Exercise prompt: What is needed is a verbatim copy of the data, minus the pictures.

'''

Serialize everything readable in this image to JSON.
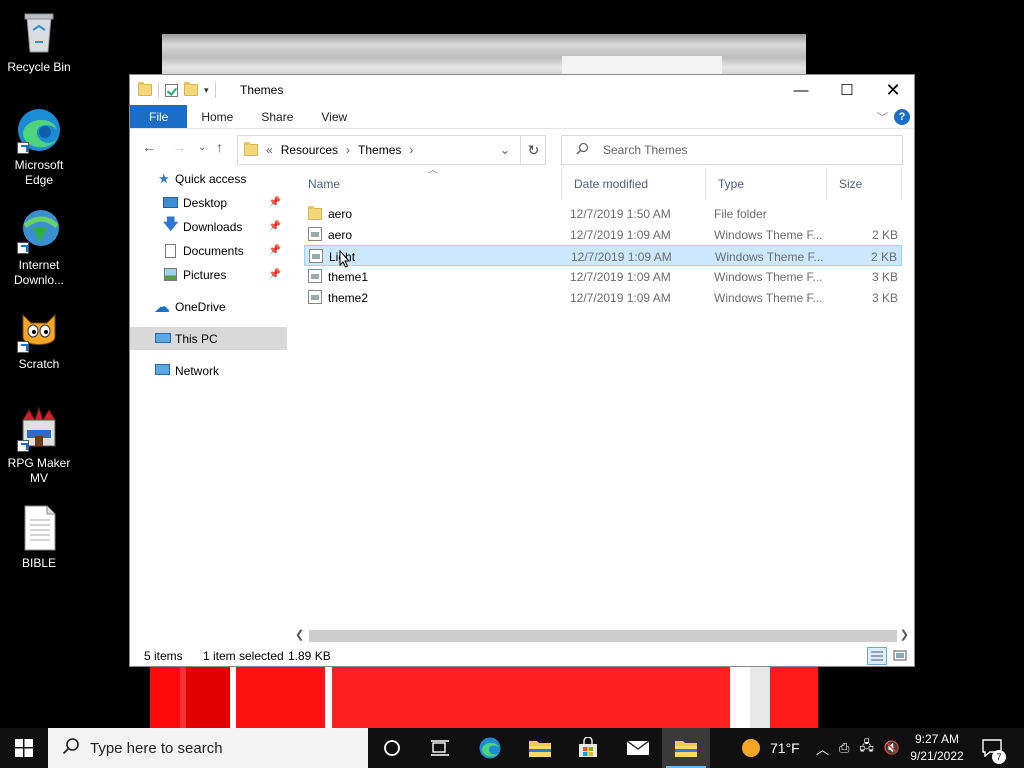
{
  "desktop": {
    "icons": [
      {
        "label": "Recycle Bin"
      },
      {
        "label": "Microsoft Edge"
      },
      {
        "label": "Internet Downlo..."
      },
      {
        "label": "Scratch"
      },
      {
        "label": "RPG Maker MV"
      },
      {
        "label": "BIBLE"
      }
    ]
  },
  "window": {
    "title": "Themes",
    "ribbon_tabs": [
      "File",
      "Home",
      "Share",
      "View"
    ],
    "breadcrumb": {
      "prefix": "«",
      "items": [
        "Resources",
        "Themes"
      ]
    },
    "search_placeholder": "Search Themes",
    "sidebar": {
      "quick_access": "Quick access",
      "items": [
        {
          "label": "Desktop",
          "pinned": true
        },
        {
          "label": "Downloads",
          "pinned": true
        },
        {
          "label": "Documents",
          "pinned": true
        },
        {
          "label": "Pictures",
          "pinned": true
        }
      ],
      "onedrive": "OneDrive",
      "this_pc": "This PC",
      "network": "Network"
    },
    "columns": [
      "Name",
      "Date modified",
      "Type",
      "Size"
    ],
    "files": [
      {
        "name": "aero",
        "date": "12/7/2019 1:50 AM",
        "type": "File folder",
        "size": "",
        "icon": "folder-icon"
      },
      {
        "name": "aero",
        "date": "12/7/2019 1:09 AM",
        "type": "Windows Theme F...",
        "size": "2 KB",
        "icon": "theme-file-icon"
      },
      {
        "name": "Light",
        "date": "12/7/2019 1:09 AM",
        "type": "Windows Theme F...",
        "size": "2 KB",
        "icon": "theme-file-icon",
        "selected": true
      },
      {
        "name": "theme1",
        "date": "12/7/2019 1:09 AM",
        "type": "Windows Theme F...",
        "size": "3 KB",
        "icon": "theme-file-icon"
      },
      {
        "name": "theme2",
        "date": "12/7/2019 1:09 AM",
        "type": "Windows Theme F...",
        "size": "3 KB",
        "icon": "theme-file-icon"
      }
    ],
    "status": {
      "count": "5 items",
      "selection": "1 item selected",
      "size": "1.89 KB"
    }
  },
  "taskbar": {
    "search_placeholder": "Type here to search",
    "weather": "71°F",
    "time": "9:27 AM",
    "date": "9/21/2022",
    "notification_count": "7"
  },
  "colors": {
    "accent": "#1a6ec7",
    "selection": "#cce8ff",
    "taskbar": "#101010"
  }
}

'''

Response area:
Serialize everything readable in this image to JSON.
{
  "desktop": {
    "icons": [
      {
        "label": "Recycle Bin"
      },
      {
        "label": "Microsoft Edge"
      },
      {
        "label": "Internet Downlo..."
      },
      {
        "label": "Scratch"
      },
      {
        "label": "RPG Maker MV"
      },
      {
        "label": "BIBLE"
      }
    ]
  },
  "window": {
    "title": "Themes",
    "ribbon_tabs": [
      "File",
      "Home",
      "Share",
      "View"
    ],
    "breadcrumb": {
      "prefix": "«",
      "items": [
        "Resources",
        "Themes"
      ]
    },
    "search_placeholder": "Search Themes",
    "sidebar": {
      "quick_access": "Quick access",
      "items": [
        {
          "label": "Desktop",
          "pinned": true
        },
        {
          "label": "Downloads",
          "pinned": true
        },
        {
          "label": "Documents",
          "pinned": true
        },
        {
          "label": "Pictures",
          "pinned": true
        }
      ],
      "onedrive": "OneDrive",
      "this_pc": "This PC",
      "network": "Network"
    },
    "columns": [
      "Name",
      "Date modified",
      "Type",
      "Size"
    ],
    "files": [
      {
        "name": "aero",
        "date": "12/7/2019 1:50 AM",
        "type": "File folder",
        "size": "",
        "icon": "folder-icon"
      },
      {
        "name": "aero",
        "date": "12/7/2019 1:09 AM",
        "type": "Windows Theme F...",
        "size": "2 KB",
        "icon": "theme-file-icon"
      },
      {
        "name": "Light",
        "date": "12/7/2019 1:09 AM",
        "type": "Windows Theme F...",
        "size": "2 KB",
        "icon": "theme-file-icon",
        "selected": true
      },
      {
        "name": "theme1",
        "date": "12/7/2019 1:09 AM",
        "type": "Windows Theme F...",
        "size": "3 KB",
        "icon": "theme-file-icon"
      },
      {
        "name": "theme2",
        "date": "12/7/2019 1:09 AM",
        "type": "Windows Theme F...",
        "size": "3 KB",
        "icon": "theme-file-icon"
      }
    ],
    "status": {
      "count": "5 items",
      "selection": "1 item selected",
      "size": "1.89 KB"
    }
  },
  "taskbar": {
    "search_placeholder": "Type here to search",
    "weather": "71°F",
    "time": "9:27 AM",
    "date": "9/21/2022",
    "notification_count": "7"
  },
  "colors": {
    "accent": "#1a6ec7",
    "selection": "#cce8ff",
    "taskbar": "#101010"
  }
}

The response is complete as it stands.